Margaux Pinney - Biochemistry, Chemistry
Margaux is a senior in Biochemistry (BS), Chemistry (BS) and Mathematics (minor) with Departmental Honors in Chemistry and Biochemistry. After transferring to UW from Green River Community College, Margaux began doing research in the lab of Professor Jim Mayer. In the Mayer Group, she investigated the potential for proton-coupled electron transfer at synthetic iron-sulfer clusters, before moving on to her current, independent project. She now investigates the reversibility of Compound I formation in horseradish peroxidase. Compound I is also an intermediate in the catalytic cycle of cytochrome P450s. Since approximately 70% of xenobiotics, such as drugs or chemicals from the environment that enter the body, are oxidized by P450s, this research has pharmaceutical and toxicological implications. This research could also be applied to synthetic processes, due to the unique mechanism of oxidation. Based on her experience with undergraduate research at the University of Washington, Margaux will be pursuing her PhD. in biochemistry after graduation. Margaux is also involved with several groups on campus, such as the Tolo Chapter of Moratar Board, a senior honors society, as well as the Undergraduate Research Leaders, and is particularly interested in getting students, particularly women, involved in undergraduate research.
Mentor: Jim Mayer, Chemistry

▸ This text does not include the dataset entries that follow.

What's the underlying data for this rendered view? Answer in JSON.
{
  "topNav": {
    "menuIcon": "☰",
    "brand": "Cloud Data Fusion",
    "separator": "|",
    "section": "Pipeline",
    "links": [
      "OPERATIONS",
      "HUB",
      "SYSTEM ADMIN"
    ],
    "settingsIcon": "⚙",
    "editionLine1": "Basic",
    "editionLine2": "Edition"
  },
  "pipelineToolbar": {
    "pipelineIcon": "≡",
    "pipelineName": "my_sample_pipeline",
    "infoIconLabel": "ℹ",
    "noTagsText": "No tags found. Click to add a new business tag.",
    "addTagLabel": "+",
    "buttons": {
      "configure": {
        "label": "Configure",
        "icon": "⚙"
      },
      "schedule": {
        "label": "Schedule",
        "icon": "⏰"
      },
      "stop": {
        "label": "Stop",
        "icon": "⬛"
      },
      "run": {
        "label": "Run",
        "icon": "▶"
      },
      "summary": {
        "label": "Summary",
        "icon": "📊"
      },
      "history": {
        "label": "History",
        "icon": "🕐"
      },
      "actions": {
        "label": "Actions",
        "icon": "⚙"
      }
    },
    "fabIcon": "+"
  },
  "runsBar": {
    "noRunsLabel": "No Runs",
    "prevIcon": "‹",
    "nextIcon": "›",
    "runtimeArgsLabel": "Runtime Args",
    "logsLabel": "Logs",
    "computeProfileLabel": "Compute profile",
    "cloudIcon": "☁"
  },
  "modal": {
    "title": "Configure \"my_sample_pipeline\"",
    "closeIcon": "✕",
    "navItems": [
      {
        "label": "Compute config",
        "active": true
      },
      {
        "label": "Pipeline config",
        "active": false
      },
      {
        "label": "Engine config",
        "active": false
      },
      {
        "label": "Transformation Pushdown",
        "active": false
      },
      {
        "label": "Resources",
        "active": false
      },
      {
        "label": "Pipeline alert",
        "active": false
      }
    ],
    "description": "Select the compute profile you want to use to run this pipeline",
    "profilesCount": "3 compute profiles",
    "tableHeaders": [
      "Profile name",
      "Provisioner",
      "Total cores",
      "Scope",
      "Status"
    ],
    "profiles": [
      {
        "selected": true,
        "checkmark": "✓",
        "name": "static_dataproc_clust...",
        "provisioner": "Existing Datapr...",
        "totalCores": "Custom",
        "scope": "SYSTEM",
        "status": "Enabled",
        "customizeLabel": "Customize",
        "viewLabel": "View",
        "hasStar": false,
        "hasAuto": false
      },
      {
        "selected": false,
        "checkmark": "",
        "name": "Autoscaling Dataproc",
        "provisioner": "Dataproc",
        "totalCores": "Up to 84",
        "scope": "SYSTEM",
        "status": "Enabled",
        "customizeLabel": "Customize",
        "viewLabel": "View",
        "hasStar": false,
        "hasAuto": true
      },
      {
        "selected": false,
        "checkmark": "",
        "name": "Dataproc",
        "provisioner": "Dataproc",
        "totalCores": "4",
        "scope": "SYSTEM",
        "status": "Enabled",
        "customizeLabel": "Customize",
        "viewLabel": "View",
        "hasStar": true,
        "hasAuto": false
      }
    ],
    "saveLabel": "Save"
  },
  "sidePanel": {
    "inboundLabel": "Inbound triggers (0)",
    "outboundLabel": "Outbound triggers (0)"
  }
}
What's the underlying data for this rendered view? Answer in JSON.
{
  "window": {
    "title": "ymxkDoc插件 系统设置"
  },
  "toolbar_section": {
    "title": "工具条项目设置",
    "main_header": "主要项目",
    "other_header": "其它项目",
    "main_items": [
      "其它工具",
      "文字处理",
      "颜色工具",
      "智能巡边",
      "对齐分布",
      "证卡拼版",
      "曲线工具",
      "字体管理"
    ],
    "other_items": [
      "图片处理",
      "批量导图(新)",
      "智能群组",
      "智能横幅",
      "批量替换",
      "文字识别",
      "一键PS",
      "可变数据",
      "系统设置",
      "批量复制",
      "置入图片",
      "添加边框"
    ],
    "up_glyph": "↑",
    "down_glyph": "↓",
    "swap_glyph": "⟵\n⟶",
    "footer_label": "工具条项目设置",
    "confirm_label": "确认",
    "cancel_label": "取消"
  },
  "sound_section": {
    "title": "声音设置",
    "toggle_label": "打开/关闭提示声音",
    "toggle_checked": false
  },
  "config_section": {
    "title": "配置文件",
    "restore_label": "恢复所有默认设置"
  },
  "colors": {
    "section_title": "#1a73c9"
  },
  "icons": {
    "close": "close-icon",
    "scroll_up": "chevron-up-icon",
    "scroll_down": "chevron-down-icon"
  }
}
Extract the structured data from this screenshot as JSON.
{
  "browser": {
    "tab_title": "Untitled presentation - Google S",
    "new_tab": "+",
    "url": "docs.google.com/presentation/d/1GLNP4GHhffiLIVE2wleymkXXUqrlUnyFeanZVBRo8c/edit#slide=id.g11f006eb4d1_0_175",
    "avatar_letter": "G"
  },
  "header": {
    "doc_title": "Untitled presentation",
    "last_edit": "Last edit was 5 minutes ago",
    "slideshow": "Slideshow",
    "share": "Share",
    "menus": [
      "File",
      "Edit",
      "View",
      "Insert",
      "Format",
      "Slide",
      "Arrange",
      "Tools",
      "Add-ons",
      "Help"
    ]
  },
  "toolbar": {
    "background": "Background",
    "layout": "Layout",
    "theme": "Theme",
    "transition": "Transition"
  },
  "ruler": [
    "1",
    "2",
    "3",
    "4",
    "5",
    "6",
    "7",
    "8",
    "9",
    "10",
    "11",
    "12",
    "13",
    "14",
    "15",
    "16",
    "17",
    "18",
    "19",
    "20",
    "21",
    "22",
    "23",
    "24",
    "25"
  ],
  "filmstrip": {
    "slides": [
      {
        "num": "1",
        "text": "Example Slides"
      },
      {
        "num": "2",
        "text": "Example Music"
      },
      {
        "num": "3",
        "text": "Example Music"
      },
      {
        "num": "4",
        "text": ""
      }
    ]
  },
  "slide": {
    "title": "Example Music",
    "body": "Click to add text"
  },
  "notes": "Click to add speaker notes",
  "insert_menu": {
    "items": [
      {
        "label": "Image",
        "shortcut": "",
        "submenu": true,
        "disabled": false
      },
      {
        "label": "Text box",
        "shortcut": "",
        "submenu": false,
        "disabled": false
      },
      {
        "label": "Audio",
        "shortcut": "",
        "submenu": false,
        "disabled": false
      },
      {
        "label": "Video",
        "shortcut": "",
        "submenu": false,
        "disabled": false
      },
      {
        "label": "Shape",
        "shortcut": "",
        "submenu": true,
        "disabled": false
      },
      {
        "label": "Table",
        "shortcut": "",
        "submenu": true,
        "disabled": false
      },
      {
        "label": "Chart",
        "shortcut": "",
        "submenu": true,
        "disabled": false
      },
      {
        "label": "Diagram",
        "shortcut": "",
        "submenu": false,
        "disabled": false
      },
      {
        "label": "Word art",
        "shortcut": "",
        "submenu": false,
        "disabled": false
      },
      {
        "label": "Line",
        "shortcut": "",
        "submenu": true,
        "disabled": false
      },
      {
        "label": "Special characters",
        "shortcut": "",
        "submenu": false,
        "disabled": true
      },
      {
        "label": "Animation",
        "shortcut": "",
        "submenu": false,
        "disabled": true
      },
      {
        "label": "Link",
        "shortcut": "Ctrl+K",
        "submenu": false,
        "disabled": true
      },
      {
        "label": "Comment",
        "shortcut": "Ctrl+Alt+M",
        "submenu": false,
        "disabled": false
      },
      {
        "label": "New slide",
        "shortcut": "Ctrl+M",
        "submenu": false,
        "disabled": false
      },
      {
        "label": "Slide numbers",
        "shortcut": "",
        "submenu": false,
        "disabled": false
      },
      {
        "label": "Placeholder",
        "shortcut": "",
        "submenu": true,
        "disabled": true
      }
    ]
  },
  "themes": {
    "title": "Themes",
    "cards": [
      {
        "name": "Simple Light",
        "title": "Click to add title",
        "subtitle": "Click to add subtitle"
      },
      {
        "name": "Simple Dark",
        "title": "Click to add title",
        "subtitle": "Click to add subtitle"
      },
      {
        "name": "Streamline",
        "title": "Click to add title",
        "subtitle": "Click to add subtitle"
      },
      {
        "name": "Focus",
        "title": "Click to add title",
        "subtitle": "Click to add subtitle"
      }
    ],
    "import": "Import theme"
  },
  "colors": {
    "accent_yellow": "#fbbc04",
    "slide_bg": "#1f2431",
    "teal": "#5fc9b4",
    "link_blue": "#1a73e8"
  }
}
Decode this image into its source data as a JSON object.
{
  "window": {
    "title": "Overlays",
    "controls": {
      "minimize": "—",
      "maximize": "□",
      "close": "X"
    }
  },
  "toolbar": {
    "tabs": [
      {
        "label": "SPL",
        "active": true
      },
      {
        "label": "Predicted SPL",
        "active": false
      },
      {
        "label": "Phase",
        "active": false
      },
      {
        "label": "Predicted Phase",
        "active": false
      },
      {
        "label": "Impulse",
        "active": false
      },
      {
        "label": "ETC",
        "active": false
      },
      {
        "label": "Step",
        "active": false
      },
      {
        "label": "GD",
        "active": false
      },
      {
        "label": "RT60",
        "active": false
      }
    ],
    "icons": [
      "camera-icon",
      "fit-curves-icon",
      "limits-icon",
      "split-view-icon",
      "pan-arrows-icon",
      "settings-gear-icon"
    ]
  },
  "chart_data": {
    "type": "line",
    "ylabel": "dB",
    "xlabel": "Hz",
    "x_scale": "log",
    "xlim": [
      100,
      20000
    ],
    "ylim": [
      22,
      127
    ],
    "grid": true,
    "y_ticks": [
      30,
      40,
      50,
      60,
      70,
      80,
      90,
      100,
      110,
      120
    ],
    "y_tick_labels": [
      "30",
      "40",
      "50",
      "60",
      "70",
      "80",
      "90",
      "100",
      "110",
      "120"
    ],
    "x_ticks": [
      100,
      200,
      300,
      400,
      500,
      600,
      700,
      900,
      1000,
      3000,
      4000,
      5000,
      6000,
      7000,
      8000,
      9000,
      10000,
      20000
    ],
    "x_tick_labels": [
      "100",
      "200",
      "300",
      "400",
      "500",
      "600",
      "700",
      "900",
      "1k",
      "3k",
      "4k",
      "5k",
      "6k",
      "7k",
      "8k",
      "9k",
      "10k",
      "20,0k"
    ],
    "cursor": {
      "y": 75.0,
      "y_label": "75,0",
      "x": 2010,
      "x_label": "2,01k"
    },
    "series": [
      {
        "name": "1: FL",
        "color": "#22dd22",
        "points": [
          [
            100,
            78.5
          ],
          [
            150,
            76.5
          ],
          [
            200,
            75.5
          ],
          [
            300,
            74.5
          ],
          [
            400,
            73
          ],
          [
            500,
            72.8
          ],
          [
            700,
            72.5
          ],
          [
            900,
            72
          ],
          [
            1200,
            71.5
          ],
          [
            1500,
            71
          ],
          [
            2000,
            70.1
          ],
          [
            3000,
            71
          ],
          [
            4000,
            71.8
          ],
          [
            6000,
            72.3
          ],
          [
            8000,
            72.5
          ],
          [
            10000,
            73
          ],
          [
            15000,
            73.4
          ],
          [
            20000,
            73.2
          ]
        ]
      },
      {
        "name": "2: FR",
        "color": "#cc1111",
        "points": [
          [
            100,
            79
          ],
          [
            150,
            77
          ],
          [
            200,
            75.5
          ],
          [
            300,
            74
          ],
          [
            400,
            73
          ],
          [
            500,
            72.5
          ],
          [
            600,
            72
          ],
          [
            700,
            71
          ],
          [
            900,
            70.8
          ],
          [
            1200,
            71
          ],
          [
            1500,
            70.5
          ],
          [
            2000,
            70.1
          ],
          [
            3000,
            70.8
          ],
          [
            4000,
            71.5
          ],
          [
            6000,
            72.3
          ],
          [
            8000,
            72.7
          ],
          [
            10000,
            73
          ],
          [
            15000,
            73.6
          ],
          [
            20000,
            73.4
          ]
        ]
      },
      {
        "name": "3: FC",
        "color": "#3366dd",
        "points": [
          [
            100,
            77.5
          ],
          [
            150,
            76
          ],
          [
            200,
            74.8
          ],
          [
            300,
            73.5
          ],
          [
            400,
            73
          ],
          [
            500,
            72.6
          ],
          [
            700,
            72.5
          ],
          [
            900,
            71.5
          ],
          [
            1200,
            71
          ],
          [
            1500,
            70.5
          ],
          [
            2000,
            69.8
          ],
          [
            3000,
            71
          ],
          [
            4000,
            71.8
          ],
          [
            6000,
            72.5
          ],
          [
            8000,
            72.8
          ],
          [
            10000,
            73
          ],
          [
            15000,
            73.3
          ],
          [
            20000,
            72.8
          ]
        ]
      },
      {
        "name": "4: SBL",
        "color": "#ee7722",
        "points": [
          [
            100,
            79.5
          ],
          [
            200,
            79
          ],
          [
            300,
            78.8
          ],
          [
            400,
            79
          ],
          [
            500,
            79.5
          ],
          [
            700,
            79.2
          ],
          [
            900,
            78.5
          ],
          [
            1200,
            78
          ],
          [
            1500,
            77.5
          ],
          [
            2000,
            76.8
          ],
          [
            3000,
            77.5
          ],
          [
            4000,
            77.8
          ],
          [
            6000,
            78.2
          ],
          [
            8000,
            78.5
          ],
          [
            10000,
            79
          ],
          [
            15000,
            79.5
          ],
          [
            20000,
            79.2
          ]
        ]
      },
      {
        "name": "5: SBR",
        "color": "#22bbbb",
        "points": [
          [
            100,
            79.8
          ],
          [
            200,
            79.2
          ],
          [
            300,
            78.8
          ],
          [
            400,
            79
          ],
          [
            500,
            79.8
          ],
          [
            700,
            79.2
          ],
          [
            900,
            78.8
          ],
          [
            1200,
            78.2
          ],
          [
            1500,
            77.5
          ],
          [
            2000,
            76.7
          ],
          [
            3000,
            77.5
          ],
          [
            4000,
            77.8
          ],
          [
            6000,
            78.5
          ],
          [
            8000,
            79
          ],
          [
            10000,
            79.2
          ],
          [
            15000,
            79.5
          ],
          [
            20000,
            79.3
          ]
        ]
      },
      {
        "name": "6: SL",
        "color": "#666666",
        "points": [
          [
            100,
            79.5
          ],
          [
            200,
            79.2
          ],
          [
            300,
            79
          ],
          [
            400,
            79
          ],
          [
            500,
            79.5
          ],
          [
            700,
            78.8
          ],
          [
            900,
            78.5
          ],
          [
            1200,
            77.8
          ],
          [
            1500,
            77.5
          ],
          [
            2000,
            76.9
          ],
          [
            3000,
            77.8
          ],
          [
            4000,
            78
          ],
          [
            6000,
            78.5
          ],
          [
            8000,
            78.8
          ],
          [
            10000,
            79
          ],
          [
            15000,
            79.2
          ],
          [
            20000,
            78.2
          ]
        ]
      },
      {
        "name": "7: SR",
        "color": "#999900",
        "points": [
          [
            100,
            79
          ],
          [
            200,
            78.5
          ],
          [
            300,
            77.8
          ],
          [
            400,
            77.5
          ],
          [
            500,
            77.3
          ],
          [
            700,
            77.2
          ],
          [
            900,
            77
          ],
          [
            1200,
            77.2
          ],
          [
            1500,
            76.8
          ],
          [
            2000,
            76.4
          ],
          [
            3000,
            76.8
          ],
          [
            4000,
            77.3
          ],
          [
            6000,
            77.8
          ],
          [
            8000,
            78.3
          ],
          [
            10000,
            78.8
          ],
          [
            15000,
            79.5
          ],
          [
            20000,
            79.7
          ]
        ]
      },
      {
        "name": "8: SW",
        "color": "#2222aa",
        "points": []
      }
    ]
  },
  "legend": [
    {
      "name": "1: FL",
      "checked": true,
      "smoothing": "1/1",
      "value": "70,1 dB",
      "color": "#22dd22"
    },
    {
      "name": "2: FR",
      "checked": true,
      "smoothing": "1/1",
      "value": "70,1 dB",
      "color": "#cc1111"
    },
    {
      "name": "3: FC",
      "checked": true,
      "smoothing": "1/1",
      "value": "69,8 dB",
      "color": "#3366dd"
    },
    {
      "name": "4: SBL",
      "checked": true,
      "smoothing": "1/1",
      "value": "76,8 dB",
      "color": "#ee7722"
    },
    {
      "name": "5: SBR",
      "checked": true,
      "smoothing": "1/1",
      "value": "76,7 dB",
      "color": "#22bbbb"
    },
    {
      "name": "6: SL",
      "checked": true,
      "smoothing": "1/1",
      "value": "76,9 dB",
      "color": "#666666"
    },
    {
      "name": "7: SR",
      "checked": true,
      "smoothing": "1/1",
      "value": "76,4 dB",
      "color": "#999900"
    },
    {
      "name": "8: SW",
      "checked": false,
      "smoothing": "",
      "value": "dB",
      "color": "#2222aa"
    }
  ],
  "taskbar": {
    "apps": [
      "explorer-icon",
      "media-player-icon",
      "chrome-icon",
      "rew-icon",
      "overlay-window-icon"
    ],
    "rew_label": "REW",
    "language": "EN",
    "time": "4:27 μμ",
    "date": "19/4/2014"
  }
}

Project Title: Reversibility of Compound I Formation by Horseradish Peroxidase
Abstract: Horseradish peroxidase (HRP) is part of a family of heme-containing metalloenzymes that reduce the O-O bond of peroxides while oxidizing a wide variety of substrates; in the case of HRP, hydrogen peroxide is reduced to water. In the presence of an oxidant and the absence of a substrate to oxidize, hydrogen peroxide coordinates to the iron cofactor of HRP, forming a ferric-hydroperoxide intermediate known as Compound 0, and subsequent O-O bond cleavage forms water and a very oxidizing ferryl-oxo porphyrin radical cation intermediate, known as Compound I. Compound I is of particular interest because it is also formed by cytochrome P450s, a family of enzymes that react with almost all foreign substances entering the body, including drugs and other chemicals in the environment. HRP is an excellent enzyme to test this reversibility because, unlike P450s, it is extremely robust and easy to work with. The goal of this project is to probe the potential reversibility of Compound I formation, a step traditionally thought to be irreversible. A key experiment will react HRP with excess unlabeled H2O2 in 18O-labeled water, and determine whether mixed-labeled H2O2 is created, which indicates that the step that forms Compound I is reversible. The enzyme will be removed by protein filtration and the existence of mixed-labeled H2O2 will be probed by adding a water soluble phosphine to the filtrate, which will readily react with excess H2O2 and be oxidized. 31P NMR spectroscopy will be used to determine whether the phosphine oxide is labeled because the NMR shifts of 16O-phosphine oxide and 18O-phosphine oxide are distinct. If this reaction proves to be reversible, this knowledge could then be used to describe cytochrome P450s. This research would be immensely important to pharmaceutical and toxicological research, as well as synthetic processes.